# Records for the exercise
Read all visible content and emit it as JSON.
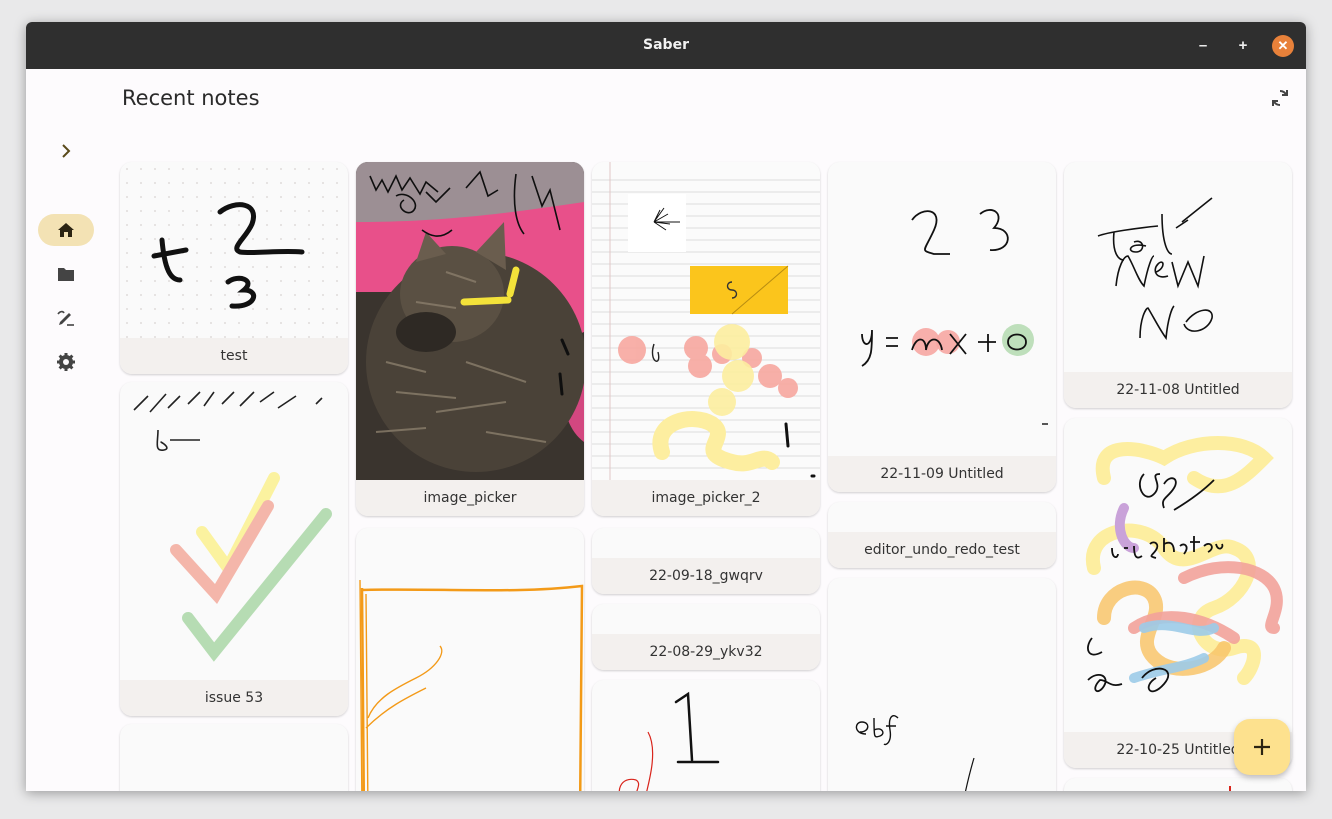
{
  "window": {
    "title": "Saber",
    "minimize": "–",
    "maximize": "+",
    "close": "✕"
  },
  "page": {
    "title": "Recent notes"
  },
  "nav": [
    "home-icon",
    "folder-icon",
    "whiteboard-icon",
    "settings-icon"
  ],
  "notes": [
    {
      "name": "test"
    },
    {
      "name": "issue 53"
    },
    {
      "name": "image_picker"
    },
    {
      "name": "image_picker_2"
    },
    {
      "name": "22-09-18_gwqrv"
    },
    {
      "name": "22-08-29_ykv32"
    },
    {
      "name": "22-11-09 Untitled"
    },
    {
      "name": "editor_undo_redo_test"
    },
    {
      "name": "22-11-08 Untitled"
    },
    {
      "name": "22-10-25 Untitled"
    }
  ],
  "fab": {
    "icon": "+"
  },
  "colors": {
    "accent": "#f3e2b4",
    "fab": "#fde18e",
    "titlebar": "#2f2f2f",
    "close": "#e8813a"
  }
}
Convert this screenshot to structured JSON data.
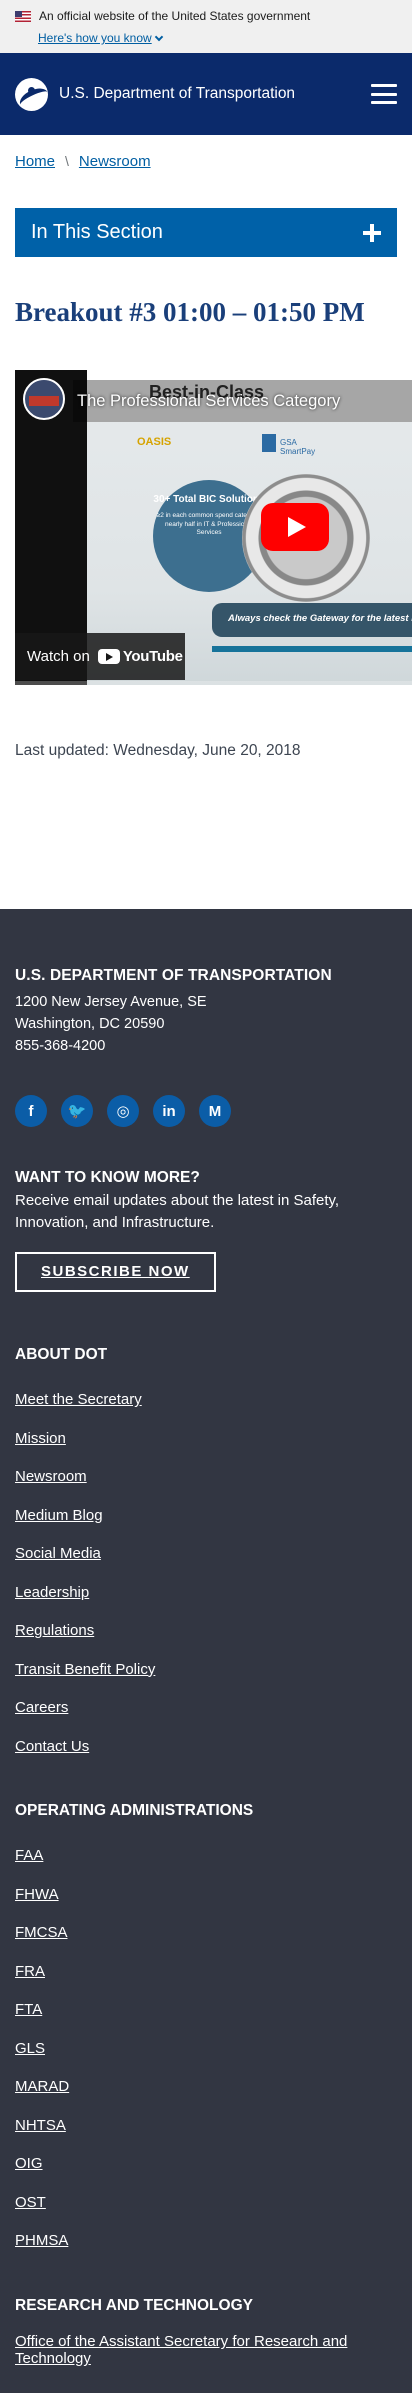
{
  "gov_banner": {
    "official_text": "An official website of the United States government",
    "how_you_know": "Here's how you know"
  },
  "header": {
    "site_name": "U.S. Department of Transportation"
  },
  "breadcrumb": {
    "items": [
      "Home",
      "Newsroom"
    ]
  },
  "section_nav": {
    "label": "In This Section"
  },
  "page": {
    "title": "Breakout #3 01:00 – 01:50 PM",
    "last_updated": "Last updated: Wednesday, June 20, 2018"
  },
  "video": {
    "title": "The Professional Services Category",
    "slide_heading": "Best-in-Class",
    "slide_bic_title": "30+ Total BIC Solutions",
    "slide_bic_text": "≥2 in each common spend category; nearly half in IT & Professional Services",
    "slide_oasis": "OASIS",
    "slide_gsa": "GSA SmartPay",
    "slide_gateway": "Always check the Gateway for the latest informati",
    "watch_on": "Watch on",
    "youtube": "YouTube",
    "progress_fraction": 0.0
  },
  "footer": {
    "org": "U.S. DEPARTMENT OF TRANSPORTATION",
    "address_line1": "1200 New Jersey Avenue, SE",
    "address_line2": "Washington, DC 20590",
    "phone": "855-368-4200",
    "social": [
      {
        "name": "facebook-icon",
        "glyph": "f"
      },
      {
        "name": "twitter-icon",
        "glyph": "🐦"
      },
      {
        "name": "instagram-icon",
        "glyph": "◎"
      },
      {
        "name": "linkedin-icon",
        "glyph": "in"
      },
      {
        "name": "medium-icon",
        "glyph": "M"
      }
    ],
    "want_to_know": {
      "heading": "WANT TO KNOW MORE?",
      "text": "Receive email updates about the latest in Safety, Innovation, and Infrastructure.",
      "button": "SUBSCRIBE NOW"
    },
    "about": {
      "heading": "ABOUT DOT",
      "links": [
        "Meet the Secretary",
        "Mission",
        "Newsroom",
        "Medium Blog",
        "Social Media",
        "Leadership",
        "Regulations",
        "Transit Benefit Policy",
        "Careers",
        "Contact Us"
      ]
    },
    "operating_admins": {
      "heading": "OPERATING ADMINISTRATIONS",
      "links": [
        "FAA",
        "FHWA",
        "FMCSA",
        "FRA",
        "FTA",
        "GLS",
        "MARAD",
        "NHTSA",
        "OIG",
        "OST",
        "PHMSA"
      ]
    },
    "research": {
      "heading": "RESEARCH AND TECHNOLOGY",
      "links": [
        "Office of the Assistant Secretary for Research and Technology"
      ]
    }
  },
  "colors": {
    "header_bg": "#0b2a6b",
    "section_nav_bg": "#0061a8",
    "title_color": "#1a3f7a",
    "link_color": "#005ea2",
    "footer_bg": "#323642",
    "social_bg": "#0b5da7",
    "youtube_red": "#ff0000"
  }
}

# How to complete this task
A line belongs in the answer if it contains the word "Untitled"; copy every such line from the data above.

# Response to this task
      "name": "22-11-09 Untitled"
      "name": "22-11-08 Untitled"
      "name": "22-10-25 Untitled"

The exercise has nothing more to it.